WHAT THE TASK REQUIRES:
What you return must be every line below that includes the word "body".

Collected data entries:

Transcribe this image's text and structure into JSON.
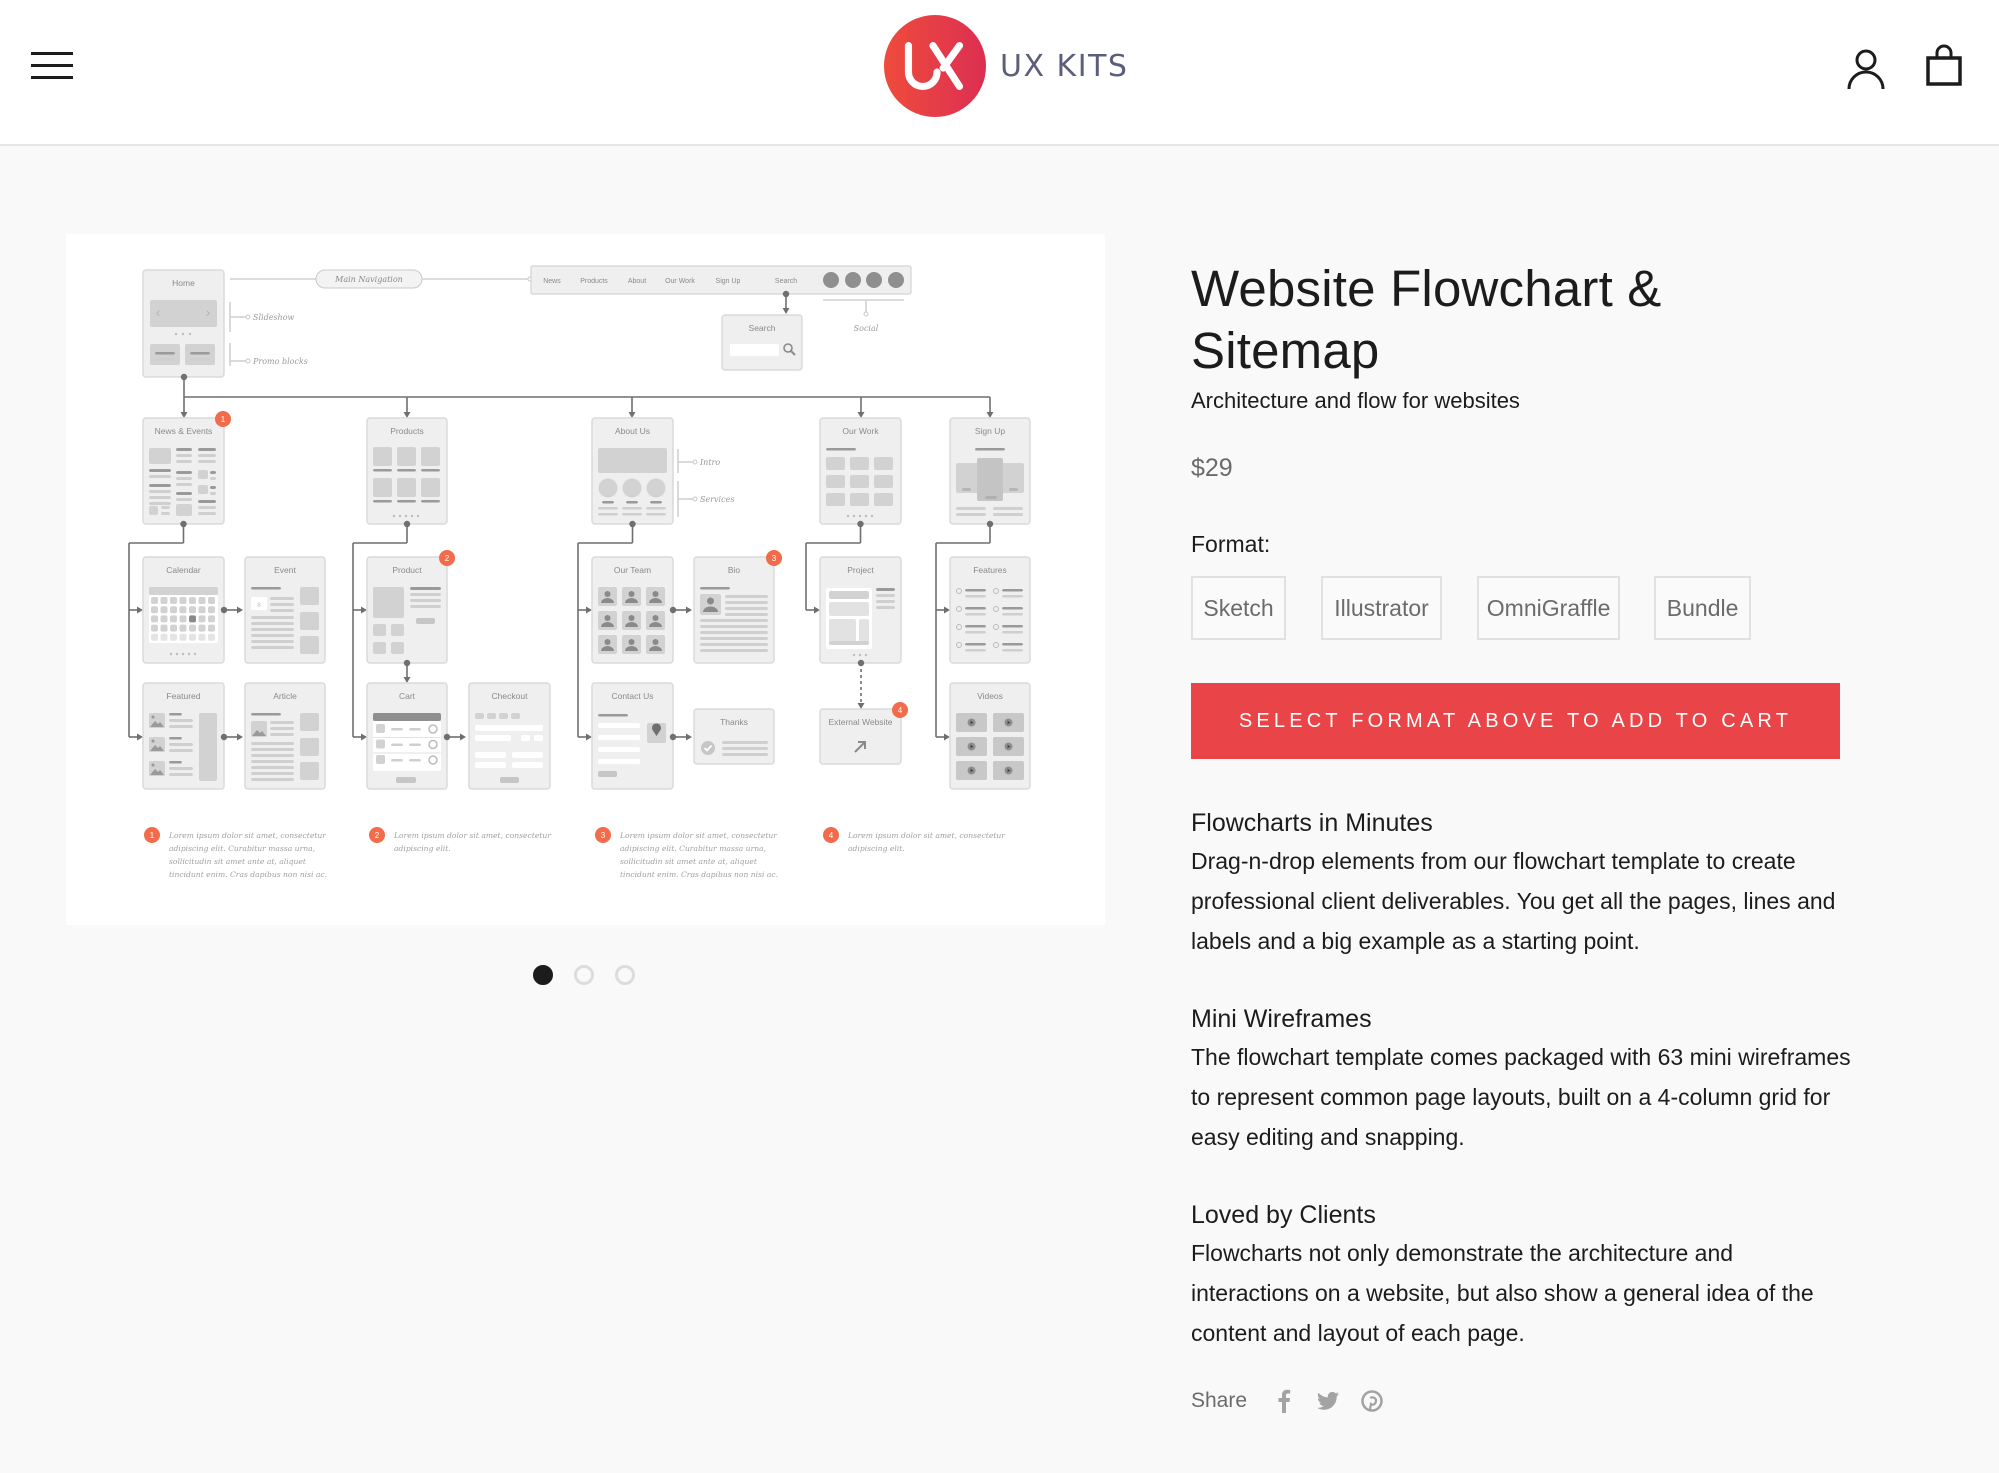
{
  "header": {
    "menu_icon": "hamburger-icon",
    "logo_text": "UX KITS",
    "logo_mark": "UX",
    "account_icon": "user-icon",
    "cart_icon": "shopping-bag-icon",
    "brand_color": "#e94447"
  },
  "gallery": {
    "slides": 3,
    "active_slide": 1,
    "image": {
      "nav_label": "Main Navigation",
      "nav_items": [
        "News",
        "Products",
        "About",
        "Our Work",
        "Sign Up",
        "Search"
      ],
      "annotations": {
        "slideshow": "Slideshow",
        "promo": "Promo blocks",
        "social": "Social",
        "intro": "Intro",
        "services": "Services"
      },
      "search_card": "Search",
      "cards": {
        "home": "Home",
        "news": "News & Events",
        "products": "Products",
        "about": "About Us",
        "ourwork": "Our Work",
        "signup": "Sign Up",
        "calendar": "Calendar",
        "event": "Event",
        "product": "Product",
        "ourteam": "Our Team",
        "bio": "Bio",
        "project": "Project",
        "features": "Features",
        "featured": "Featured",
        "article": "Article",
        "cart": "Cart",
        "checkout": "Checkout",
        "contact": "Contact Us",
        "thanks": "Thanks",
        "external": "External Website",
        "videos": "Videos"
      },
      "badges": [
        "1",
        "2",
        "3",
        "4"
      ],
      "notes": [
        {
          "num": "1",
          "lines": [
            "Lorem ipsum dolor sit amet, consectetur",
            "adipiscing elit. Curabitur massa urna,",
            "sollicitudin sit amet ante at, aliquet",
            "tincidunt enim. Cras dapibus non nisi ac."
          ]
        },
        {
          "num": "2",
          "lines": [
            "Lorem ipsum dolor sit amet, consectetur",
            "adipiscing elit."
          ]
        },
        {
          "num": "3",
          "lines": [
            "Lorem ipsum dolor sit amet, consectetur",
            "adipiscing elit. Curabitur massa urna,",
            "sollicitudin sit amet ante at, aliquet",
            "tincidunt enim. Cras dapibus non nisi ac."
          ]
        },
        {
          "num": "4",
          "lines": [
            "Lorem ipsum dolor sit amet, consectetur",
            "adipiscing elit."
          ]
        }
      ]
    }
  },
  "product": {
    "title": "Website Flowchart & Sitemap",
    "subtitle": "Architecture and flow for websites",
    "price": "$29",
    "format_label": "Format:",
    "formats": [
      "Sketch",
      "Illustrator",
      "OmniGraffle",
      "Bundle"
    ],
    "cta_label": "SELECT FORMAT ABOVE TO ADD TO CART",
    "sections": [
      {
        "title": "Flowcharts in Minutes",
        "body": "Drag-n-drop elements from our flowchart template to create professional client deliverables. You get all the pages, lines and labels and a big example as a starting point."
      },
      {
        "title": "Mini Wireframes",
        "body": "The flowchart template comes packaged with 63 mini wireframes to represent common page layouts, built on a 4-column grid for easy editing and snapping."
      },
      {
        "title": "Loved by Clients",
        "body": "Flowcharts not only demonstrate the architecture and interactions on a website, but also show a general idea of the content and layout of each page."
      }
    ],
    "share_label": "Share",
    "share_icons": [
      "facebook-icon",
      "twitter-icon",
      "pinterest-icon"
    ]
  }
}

SOLVED EXERCISE:
        "body": "Drag-n-drop elements from our flowchart template to create professional client deliverables. You get all the pages, lines and labels and a big example as a starting point."
        "body": "The flowchart template comes packaged with 63 mini wireframes to represent common page layouts, built on a 4-column grid for easy editing and snapping."
        "body": "Flowcharts not only demonstrate the architecture and interactions on a website, but also show a general idea of the content and layout of each page."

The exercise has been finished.